Dataset rows for apps and sites

================================

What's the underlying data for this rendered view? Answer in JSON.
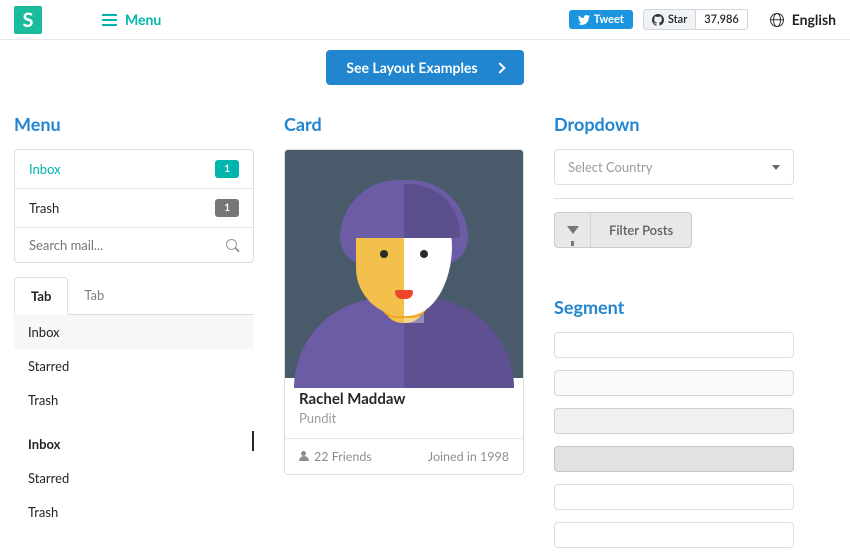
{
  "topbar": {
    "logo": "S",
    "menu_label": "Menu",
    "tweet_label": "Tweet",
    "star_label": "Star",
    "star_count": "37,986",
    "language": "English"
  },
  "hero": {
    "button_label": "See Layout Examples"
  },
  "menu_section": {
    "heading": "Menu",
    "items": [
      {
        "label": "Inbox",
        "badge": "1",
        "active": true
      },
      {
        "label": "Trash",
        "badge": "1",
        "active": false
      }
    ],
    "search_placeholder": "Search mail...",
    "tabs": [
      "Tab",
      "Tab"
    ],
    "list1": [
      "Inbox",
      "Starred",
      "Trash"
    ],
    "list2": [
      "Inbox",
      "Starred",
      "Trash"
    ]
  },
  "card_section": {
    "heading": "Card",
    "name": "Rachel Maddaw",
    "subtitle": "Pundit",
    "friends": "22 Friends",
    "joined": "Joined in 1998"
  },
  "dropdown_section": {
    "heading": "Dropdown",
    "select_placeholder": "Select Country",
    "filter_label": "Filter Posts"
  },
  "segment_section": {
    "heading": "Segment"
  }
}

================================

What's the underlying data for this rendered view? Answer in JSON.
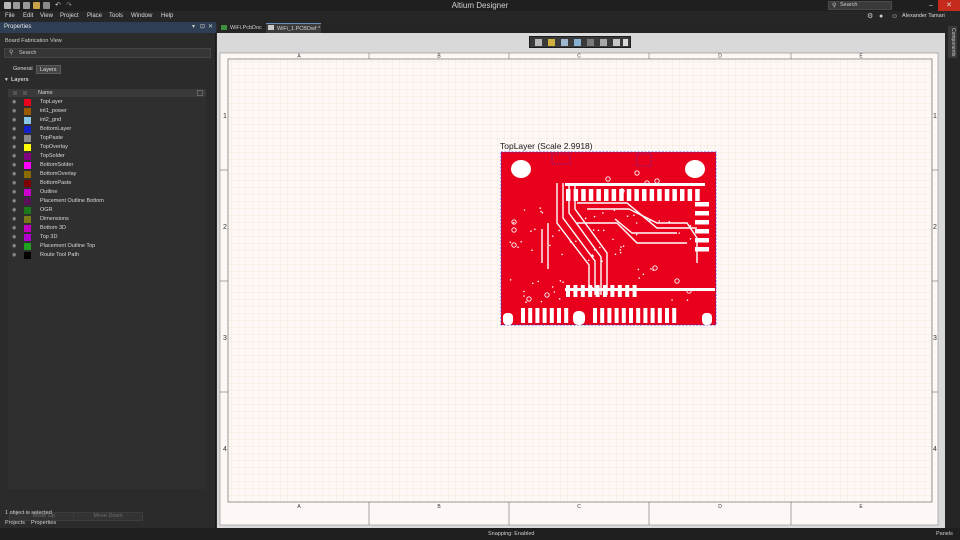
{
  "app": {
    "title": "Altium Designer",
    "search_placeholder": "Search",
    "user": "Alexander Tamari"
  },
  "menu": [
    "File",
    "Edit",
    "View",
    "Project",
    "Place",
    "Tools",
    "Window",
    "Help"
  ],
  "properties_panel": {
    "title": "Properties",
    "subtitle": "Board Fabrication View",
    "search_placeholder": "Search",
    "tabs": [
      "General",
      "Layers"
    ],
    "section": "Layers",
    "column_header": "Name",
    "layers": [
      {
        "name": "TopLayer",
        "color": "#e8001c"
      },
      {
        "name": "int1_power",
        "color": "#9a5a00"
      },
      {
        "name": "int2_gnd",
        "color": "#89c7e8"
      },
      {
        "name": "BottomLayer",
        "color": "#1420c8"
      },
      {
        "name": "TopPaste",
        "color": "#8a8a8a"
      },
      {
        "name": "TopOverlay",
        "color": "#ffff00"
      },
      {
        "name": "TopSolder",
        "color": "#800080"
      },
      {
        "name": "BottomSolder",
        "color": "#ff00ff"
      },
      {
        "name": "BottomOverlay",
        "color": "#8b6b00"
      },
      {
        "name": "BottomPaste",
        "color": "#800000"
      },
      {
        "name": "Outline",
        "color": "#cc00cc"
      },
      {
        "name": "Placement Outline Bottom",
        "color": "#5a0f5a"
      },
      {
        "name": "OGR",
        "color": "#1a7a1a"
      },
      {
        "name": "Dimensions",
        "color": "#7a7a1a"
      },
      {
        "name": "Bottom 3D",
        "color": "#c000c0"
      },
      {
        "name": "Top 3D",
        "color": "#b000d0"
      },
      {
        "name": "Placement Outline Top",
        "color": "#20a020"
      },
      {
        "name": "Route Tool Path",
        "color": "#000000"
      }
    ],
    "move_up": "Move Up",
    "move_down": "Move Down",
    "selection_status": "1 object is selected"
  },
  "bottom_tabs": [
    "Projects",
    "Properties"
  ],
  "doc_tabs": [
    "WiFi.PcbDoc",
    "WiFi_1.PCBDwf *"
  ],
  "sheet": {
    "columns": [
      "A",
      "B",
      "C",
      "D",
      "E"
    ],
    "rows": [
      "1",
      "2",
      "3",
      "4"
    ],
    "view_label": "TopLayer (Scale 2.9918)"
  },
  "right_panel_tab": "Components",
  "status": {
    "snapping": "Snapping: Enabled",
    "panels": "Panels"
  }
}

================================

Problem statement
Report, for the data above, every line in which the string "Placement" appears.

Completed exercise
        "name": "Placement Outline Bottom",
        "name": "Placement Outline Top",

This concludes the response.